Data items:
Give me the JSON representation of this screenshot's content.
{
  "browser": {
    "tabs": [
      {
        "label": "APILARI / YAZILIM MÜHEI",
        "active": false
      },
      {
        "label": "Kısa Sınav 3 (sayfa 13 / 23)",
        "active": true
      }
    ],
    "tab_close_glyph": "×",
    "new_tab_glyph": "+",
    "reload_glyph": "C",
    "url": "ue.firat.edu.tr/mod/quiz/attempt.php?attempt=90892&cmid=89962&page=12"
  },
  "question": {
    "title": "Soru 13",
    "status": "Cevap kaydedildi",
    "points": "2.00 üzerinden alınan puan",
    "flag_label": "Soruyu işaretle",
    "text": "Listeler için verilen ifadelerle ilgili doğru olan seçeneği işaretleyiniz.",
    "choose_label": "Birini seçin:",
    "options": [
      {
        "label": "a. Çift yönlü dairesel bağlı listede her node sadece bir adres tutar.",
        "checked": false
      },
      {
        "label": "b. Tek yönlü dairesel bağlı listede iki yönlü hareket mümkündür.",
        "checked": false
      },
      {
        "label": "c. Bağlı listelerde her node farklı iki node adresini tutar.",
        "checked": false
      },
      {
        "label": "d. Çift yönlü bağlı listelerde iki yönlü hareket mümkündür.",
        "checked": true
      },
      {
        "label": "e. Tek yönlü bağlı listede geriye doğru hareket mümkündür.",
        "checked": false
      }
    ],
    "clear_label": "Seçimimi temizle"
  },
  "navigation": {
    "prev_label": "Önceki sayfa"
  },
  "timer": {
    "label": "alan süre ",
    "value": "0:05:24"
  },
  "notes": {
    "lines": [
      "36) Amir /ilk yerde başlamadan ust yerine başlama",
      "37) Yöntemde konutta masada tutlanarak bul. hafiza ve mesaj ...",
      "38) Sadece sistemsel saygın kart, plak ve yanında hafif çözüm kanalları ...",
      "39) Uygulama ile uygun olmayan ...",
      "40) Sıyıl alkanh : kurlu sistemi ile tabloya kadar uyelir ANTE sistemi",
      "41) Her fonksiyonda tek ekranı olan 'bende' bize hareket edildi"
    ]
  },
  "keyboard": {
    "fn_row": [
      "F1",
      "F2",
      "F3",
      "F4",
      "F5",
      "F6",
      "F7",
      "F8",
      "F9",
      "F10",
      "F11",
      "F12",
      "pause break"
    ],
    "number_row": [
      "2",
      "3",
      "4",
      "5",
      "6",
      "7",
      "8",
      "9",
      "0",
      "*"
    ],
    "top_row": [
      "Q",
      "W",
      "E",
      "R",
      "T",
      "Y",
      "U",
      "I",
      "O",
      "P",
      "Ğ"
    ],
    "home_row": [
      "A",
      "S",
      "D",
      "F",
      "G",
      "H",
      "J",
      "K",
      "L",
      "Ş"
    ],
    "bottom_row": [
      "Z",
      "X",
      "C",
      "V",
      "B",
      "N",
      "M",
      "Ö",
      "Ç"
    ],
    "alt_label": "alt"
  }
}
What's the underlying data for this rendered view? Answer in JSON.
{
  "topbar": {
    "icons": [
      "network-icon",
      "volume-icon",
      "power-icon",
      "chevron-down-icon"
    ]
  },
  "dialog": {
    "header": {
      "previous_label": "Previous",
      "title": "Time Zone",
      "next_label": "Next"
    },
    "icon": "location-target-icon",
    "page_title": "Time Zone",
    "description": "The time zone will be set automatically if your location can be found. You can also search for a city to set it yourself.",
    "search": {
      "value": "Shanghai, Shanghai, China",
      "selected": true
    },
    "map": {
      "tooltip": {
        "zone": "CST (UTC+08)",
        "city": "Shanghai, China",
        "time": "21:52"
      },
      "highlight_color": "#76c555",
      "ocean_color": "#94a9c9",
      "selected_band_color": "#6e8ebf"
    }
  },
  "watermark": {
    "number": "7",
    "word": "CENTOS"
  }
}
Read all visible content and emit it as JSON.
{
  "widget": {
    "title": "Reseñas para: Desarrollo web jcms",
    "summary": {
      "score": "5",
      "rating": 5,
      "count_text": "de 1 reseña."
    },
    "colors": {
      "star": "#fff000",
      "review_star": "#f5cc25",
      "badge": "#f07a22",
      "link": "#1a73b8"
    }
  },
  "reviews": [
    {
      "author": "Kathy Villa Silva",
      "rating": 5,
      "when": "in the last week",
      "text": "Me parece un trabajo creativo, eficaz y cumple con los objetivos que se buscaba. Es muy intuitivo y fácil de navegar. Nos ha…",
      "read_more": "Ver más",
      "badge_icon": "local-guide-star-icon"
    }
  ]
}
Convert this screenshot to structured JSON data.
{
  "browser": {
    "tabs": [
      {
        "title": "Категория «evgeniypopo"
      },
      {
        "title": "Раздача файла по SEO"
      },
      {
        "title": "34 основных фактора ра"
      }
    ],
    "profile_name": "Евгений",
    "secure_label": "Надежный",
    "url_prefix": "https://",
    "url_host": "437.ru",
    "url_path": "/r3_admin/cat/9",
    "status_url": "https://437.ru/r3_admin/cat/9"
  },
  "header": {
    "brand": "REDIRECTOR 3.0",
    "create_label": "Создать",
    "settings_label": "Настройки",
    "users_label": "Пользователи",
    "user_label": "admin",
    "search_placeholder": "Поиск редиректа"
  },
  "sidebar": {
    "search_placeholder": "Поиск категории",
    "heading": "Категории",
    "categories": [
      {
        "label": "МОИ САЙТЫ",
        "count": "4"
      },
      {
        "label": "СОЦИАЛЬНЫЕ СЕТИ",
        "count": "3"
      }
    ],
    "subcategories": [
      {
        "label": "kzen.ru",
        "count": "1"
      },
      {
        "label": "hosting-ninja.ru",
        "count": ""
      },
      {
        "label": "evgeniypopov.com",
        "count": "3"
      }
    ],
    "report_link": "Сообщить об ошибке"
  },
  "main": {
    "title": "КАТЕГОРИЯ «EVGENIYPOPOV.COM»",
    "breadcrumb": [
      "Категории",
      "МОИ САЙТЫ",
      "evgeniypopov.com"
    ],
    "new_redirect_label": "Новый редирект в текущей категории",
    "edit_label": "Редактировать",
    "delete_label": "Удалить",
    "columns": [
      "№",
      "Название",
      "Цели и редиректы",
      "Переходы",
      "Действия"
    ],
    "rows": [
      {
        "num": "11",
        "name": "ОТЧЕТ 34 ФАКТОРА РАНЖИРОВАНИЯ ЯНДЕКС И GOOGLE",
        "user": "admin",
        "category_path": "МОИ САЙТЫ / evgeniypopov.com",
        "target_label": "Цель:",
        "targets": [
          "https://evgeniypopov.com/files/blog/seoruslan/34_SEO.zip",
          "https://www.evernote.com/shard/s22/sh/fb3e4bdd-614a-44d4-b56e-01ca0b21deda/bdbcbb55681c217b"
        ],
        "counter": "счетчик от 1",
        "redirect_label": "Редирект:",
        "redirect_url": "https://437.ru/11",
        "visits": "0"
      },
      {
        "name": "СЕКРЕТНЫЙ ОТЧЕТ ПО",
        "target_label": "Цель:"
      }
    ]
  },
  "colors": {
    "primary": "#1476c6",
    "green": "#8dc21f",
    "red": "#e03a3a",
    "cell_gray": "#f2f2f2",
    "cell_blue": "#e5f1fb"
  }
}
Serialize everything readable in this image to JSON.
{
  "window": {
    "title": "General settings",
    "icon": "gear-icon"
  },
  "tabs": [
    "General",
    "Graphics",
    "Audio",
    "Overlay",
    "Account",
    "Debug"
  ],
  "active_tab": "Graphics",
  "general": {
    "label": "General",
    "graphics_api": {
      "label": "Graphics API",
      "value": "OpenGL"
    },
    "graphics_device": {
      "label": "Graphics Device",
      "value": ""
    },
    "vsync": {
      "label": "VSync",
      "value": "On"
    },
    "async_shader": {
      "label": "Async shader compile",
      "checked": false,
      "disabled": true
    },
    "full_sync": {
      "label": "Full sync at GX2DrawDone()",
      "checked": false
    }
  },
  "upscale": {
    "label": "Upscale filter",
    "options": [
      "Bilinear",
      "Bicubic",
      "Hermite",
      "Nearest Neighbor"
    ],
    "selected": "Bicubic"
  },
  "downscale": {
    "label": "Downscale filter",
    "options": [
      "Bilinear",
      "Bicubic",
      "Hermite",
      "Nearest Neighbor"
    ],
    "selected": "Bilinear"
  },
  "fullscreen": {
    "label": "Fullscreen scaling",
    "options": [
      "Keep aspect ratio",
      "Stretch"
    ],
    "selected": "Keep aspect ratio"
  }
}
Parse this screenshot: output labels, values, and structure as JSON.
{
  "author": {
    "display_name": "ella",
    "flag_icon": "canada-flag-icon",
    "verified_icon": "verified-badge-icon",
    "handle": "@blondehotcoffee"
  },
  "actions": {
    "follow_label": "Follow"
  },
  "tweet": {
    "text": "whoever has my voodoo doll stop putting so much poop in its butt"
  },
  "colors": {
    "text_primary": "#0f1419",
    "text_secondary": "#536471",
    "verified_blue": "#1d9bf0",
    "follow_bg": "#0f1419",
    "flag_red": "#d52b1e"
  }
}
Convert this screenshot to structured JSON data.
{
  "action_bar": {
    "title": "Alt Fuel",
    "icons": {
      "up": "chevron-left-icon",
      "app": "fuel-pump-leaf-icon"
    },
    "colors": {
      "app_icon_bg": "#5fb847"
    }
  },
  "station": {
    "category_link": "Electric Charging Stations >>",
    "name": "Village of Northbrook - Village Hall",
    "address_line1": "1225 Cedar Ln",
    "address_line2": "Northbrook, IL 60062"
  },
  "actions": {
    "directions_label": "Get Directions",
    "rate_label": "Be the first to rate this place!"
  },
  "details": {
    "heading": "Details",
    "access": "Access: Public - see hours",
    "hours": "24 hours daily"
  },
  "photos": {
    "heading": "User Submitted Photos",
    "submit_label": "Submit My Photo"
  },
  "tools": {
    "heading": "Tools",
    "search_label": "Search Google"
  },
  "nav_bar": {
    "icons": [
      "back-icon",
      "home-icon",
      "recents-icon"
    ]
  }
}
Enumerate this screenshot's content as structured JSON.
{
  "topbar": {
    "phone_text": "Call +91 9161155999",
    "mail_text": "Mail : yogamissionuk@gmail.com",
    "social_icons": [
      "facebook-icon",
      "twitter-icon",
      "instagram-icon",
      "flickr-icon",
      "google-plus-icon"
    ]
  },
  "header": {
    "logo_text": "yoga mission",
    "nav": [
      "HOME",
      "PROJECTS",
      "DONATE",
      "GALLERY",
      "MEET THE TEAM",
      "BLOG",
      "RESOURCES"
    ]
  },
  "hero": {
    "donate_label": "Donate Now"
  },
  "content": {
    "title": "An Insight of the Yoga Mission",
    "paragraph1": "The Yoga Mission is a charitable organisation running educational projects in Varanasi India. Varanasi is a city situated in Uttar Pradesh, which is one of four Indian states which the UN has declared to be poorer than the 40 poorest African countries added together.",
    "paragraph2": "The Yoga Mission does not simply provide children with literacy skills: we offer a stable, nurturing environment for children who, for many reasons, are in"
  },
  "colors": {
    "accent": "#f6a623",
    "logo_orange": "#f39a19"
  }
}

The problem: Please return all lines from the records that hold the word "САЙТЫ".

Answer to this problem:
        "label": "МОИ САЙТЫ",
      "МОИ САЙТЫ",
        "category_path": "МОИ САЙТЫ / evgeniypopov.com",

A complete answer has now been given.